Taking a cue from Facebook, earlier this year LinkedIn redesigned its website to make it a bit less confusing and a tad more suitable for social interactions. But it seems Facebook too is paying attention to LinkedIn.
The social media giant is currently testing a new Resume / CV feature that lets users share their work experience with their friends. The new addition expands on the standard ‘Work and education’ section, but won’t publicly display all information about your credentials.
The dedicated resume field lets you conveniently list your professional and educational background in more detail. It also allows selecting the precise dates when you started and left each undertaking that appears there.
Here is what it looks like:
Much like on LinkedIn, users who have multiple past work experiences can indicate their present place of employment by selecting the ‘I currently work here’ option.
Interestingly, the screenshots indicate the detailed information will not readily show up on your public profile. This could mean that Facebook is considering making the hidden resume details available exclusively to job hunters and talent seekers.
The functionality appears to be available exclusively to a limited group of users for now though – which means not everyone can see it yet. Amsterdam-based TNW staffers were unable to access the revamped Resume page, but it appears to be available to some users in the US, according to tips.
As with any other test feat, there is no telling whether and when the functionality will make its way to all users.
We have contacted Facebook for a clarification and will update this post accordingly should we hear back.
Update: A spokesperson for Facebook has since contacted TNW with the following statement:
At Facebook, we’re always building and testing new products and services. We’re currently testing a work histories feature to continue to help people find and businesses hire for jobs on Facebook.
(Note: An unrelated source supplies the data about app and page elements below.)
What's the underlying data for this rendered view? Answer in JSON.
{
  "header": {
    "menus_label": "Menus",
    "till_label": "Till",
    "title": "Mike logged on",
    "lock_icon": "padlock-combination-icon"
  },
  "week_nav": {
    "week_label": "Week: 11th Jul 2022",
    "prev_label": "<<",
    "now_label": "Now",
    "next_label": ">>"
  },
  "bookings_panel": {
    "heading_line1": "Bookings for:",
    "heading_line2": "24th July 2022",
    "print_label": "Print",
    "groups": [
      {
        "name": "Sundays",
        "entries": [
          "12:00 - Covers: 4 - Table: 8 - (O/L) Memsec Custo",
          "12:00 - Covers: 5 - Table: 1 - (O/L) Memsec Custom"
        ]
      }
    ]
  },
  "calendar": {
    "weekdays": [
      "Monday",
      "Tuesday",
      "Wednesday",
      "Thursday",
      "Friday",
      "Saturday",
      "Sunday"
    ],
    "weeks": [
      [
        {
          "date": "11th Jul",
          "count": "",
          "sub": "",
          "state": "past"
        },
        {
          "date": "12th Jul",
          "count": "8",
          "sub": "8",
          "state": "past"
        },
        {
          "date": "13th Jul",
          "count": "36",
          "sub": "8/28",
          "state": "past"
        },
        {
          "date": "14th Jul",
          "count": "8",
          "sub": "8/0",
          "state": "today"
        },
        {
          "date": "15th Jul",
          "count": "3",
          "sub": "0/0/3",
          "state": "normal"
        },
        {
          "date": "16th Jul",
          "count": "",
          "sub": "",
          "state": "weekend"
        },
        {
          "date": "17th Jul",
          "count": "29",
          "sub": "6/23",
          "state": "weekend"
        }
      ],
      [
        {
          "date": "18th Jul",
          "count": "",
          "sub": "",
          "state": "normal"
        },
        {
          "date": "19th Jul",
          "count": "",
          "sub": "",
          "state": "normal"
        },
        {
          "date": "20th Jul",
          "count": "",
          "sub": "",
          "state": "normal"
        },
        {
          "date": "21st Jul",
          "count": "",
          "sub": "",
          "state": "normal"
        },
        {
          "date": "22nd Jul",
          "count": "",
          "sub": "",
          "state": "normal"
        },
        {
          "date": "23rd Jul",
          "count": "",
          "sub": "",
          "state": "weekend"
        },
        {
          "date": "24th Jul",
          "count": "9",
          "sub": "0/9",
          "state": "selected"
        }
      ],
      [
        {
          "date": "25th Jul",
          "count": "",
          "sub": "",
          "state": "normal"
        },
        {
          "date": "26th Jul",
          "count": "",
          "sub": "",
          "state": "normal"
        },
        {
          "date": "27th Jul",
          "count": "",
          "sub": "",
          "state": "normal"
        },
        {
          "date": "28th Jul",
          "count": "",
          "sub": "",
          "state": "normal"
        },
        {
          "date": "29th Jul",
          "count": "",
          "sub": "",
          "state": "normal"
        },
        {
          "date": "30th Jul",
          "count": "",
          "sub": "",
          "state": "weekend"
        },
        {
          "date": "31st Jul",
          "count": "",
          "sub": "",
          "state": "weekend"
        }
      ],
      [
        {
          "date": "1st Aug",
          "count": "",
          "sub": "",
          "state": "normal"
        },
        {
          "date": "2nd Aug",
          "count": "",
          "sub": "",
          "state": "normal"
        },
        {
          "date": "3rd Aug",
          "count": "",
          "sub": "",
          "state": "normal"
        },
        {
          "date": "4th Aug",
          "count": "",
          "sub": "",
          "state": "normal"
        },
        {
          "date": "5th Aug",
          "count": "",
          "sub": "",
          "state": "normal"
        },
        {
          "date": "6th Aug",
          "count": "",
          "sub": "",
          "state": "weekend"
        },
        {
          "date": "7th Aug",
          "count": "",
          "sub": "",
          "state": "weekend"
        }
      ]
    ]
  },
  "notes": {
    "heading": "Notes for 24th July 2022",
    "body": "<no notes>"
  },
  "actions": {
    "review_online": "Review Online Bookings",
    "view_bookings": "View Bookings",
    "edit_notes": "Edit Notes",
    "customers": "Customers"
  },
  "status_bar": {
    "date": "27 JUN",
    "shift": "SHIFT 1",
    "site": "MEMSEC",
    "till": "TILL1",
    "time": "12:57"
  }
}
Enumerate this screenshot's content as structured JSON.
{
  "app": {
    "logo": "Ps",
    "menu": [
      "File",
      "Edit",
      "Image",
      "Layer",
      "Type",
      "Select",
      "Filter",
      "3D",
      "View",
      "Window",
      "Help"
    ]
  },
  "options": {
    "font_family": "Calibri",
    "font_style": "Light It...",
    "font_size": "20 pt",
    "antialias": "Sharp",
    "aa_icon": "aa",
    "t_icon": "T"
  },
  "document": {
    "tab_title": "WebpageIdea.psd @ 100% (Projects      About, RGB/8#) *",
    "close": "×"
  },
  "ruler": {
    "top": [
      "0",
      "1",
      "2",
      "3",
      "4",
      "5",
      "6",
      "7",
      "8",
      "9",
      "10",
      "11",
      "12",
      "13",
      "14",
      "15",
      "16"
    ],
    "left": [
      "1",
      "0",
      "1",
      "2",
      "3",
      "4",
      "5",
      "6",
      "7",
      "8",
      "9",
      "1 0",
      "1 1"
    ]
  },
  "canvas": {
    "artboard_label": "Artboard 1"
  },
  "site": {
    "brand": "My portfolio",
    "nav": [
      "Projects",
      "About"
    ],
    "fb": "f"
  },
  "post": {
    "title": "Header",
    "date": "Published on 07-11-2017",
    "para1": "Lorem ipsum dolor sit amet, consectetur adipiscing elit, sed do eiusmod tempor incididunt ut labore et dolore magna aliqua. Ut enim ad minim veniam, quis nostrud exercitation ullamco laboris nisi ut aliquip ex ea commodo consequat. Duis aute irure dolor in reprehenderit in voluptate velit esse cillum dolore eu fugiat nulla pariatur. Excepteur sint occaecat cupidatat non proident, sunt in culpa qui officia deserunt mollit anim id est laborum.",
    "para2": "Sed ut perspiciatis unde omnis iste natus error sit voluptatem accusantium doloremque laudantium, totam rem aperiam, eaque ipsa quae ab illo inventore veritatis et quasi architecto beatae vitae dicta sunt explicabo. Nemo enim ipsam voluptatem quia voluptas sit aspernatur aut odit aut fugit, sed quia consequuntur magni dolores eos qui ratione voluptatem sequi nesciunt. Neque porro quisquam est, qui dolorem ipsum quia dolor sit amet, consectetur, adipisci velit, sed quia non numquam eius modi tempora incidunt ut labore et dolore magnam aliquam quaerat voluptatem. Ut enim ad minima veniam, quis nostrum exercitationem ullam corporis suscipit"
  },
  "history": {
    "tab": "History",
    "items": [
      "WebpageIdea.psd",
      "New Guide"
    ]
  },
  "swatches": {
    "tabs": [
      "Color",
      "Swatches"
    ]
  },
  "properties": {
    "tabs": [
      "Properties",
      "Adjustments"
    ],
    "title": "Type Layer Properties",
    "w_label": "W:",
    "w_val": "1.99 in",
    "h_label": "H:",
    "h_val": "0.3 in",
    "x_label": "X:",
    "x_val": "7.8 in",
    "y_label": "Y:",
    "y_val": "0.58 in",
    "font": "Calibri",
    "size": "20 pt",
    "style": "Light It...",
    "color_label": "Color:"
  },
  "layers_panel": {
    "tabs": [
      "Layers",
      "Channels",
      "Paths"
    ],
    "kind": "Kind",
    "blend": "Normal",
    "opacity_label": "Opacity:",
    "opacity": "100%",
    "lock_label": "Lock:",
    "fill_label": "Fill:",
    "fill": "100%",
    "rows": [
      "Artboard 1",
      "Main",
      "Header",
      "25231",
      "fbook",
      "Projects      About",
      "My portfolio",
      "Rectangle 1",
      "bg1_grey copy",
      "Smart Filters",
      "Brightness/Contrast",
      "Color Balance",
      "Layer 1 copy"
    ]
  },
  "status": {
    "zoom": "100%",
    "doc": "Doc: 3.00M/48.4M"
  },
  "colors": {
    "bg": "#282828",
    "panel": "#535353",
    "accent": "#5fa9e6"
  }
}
[H/T Jane Manchun Wong]
This article is reprinted by permission from